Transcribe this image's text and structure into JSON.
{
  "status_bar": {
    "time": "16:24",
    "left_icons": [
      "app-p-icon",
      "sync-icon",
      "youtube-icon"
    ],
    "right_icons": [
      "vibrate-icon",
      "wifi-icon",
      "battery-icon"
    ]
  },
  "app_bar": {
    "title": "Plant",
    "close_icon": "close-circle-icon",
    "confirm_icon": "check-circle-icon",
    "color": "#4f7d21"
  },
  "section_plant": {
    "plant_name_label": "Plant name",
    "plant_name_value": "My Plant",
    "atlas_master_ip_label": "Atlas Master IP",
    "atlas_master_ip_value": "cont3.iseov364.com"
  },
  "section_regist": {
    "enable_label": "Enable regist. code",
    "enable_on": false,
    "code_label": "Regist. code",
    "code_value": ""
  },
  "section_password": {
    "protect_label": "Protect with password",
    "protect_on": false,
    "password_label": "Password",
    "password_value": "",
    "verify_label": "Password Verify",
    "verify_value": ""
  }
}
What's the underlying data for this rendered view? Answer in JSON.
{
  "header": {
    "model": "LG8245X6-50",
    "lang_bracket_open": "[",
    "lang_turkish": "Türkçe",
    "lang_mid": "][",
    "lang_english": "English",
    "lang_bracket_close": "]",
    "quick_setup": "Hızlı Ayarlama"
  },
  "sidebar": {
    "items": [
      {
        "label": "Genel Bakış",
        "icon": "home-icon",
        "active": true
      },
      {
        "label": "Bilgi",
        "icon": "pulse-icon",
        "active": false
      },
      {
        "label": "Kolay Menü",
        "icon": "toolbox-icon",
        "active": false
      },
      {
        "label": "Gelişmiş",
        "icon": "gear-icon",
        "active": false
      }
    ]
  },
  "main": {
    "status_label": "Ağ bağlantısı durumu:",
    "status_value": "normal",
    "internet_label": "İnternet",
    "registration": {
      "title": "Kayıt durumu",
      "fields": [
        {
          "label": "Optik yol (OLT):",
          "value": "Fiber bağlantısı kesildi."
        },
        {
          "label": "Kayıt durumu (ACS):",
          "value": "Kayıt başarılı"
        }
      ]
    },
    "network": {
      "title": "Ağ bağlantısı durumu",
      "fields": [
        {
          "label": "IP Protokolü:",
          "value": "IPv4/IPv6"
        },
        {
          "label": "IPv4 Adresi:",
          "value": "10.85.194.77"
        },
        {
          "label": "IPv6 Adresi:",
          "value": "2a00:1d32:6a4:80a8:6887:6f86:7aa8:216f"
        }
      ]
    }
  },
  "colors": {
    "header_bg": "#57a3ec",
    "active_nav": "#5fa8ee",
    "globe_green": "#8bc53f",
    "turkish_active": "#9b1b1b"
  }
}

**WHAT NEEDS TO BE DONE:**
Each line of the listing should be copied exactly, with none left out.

**EXPECTED ANSWER:**
Transcribe this image's text and structure into JSON.
{
  "status_bar": {
    "time": "16:24",
    "left_icons": [
      "app-p-icon",
      "sync-icon",
      "youtube-icon"
    ],
    "right_icons": [
      "vibrate-icon",
      "wifi-icon",
      "battery-icon"
    ]
  },
  "app_bar": {
    "title": "Plant",
    "close_icon": "close-circle-icon",
    "confirm_icon": "check-circle-icon",
    "color": "#4f7d21"
  },
  "section_plant": {
    "plant_name_label": "Plant name",
    "plant_name_value": "My Plant",
    "atlas_master_ip_label": "Atlas Master IP",
    "atlas_master_ip_value": "cont3.iseov364.com"
  },
  "section_regist": {
    "enable_label": "Enable regist. code",
    "enable_on": false,
    "code_label": "Regist. code",
    "code_value": ""
  },
  "section_password": {
    "protect_label": "Protect with password",
    "protect_on": false,
    "password_label": "Password",
    "password_value": "",
    "verify_label": "Password Verify",
    "verify_value": ""
  }
}
What's the underlying data for this rendered view? Answer in JSON.
{
  "header": {
    "model": "LG8245X6-50",
    "lang_bracket_open": "[",
    "lang_turkish": "Türkçe",
    "lang_mid": "][",
    "lang_english": "English",
    "lang_bracket_close": "]",
    "quick_setup": "Hızlı Ayarlama"
  },
  "sidebar": {
    "items": [
      {
        "label": "Genel Bakış",
        "icon": "home-icon",
        "active": true
      },
      {
        "label": "Bilgi",
        "icon": "pulse-icon",
        "active": false
      },
      {
        "label": "Kolay Menü",
        "icon": "toolbox-icon",
        "active": false
      },
      {
        "label": "Gelişmiş",
        "icon": "gear-icon",
        "active": false
      }
    ]
  },
  "main": {
    "status_label": "Ağ bağlantısı durumu:",
    "status_value": "normal",
    "internet_label": "İnternet",
    "registration": {
      "title": "Kayıt durumu",
      "fields": [
        {
          "label": "Optik yol (OLT):",
          "value": "Fiber bağlantısı kesildi."
        },
        {
          "label": "Kayıt durumu (ACS):",
          "value": "Kayıt başarılı"
        }
      ]
    },
    "network": {
      "title": "Ağ bağlantısı durumu",
      "fields": [
        {
          "label": "IP Protokolü:",
          "value": "IPv4/IPv6"
        },
        {
          "label": "IPv4 Adresi:",
          "value": "10.85.194.77"
        },
        {
          "label": "IPv6 Adresi:",
          "value": "2a00:1d32:6a4:80a8:6887:6f86:7aa8:216f"
        }
      ]
    }
  },
  "colors": {
    "header_bg": "#57a3ec",
    "active_nav": "#5fa8ee",
    "globe_green": "#8bc53f",
    "turkish_active": "#9b1b1b"
  }
}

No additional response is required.